Patients with previously incurable heart disease have been given new hope by a pioneering University of Hong Kong study, in which stem cells have developed into new blood vessels to replace blocked ones.
Among 19 patients who had stem cells injected directly into their heart muscle, more than half had improvements in their heart functions, researchers said.
Six months after the operation, these patients could sustain exercise 20 per cent longer than before the operation; the performance of the nine patients in a control group had fallen 18 per cent six months later.
Cardiology Professor Tse Hung-fat said some patients with severe heart disease suffered from blocked vessels even after bypass surgery. Overseas studies show that about 10 per cent of patients fall into this category. 'They were originally incurable, but now they are given a new lease of life,' he said. 'It is a big step forward.'
Younger patients and those not suffering from diabetes would improve more, as the quality of their stem cells was higher, he said.
Although the results were encouraging, too few patients had undertaken the operation for scientists to draw a conclusion, Tse said.

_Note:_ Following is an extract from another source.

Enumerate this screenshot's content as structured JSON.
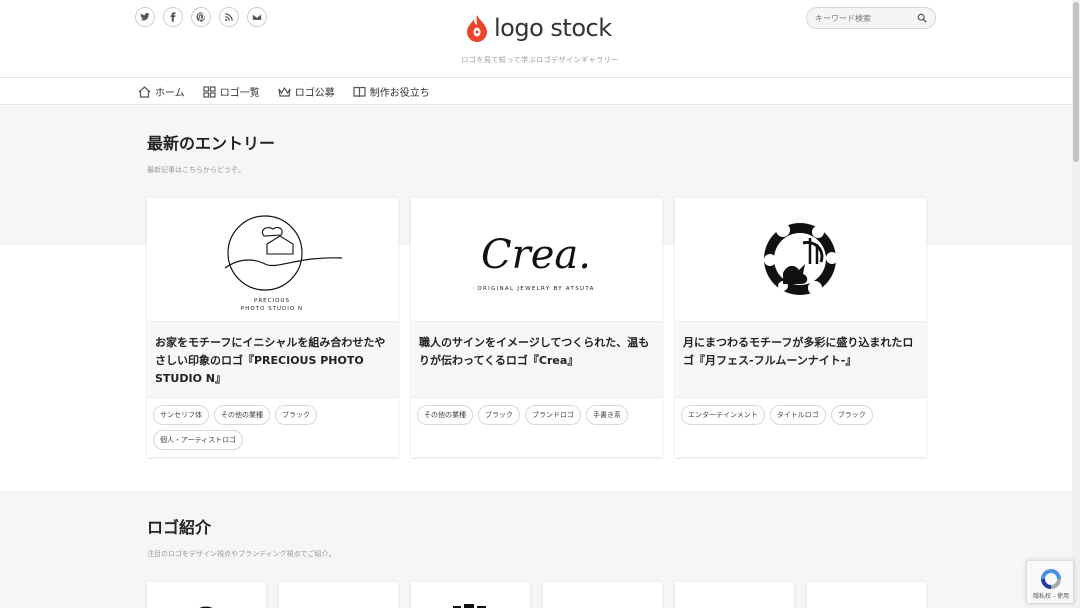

The university is therefore embarking on another phase of the study, for which a donation of HK$2 million was set aside, which involves recruiting 90 patients from Hong Kong, Indonesia and Australia. One patient from Hong Kong and six from Indonesia had already been operated on, Tse said; results could be expected in two years.
The HKU study is among some 300 studies on stem cell treatments for heart disease, but Tse said his study was one of the most advanced.
Stem cells are capable of differentiating into various other specialised cells, and can replace damaged or aged tissue. They are most commonly obtained from bone marrow.
Professor Lee Sum-ping, dean of the faculty of medicine at HKU, said that in five to 10 years about 30 per cent of stem cell operations would be for diabetes patients, another 30 per cent for those suffering from spinal and bone injuries, 18 per cent for people with heart disease and 14 per cent for those suffering from brain and nervous system degeneration, such as Alzheimer's.
The university is also conducting stem cell research into eye treatments. Currently, if patients suffer from degenerative myopia in one eye, stem cells from the other eye can be transplanted - although that could lead to stem cell deficiency in the healthy eye.
David Wong Sai-hung, director of the Eye Institute at HKU, said that if both eyes were affected, stem cells from family members or dead bodies could be transplanted, but the body might reject these cells.
The institute is looking into the possibility of using stem cells extracted from the patient's skin. Wong said the study was still in an early stage, and hoped that the technology could be used on patients in three to four years.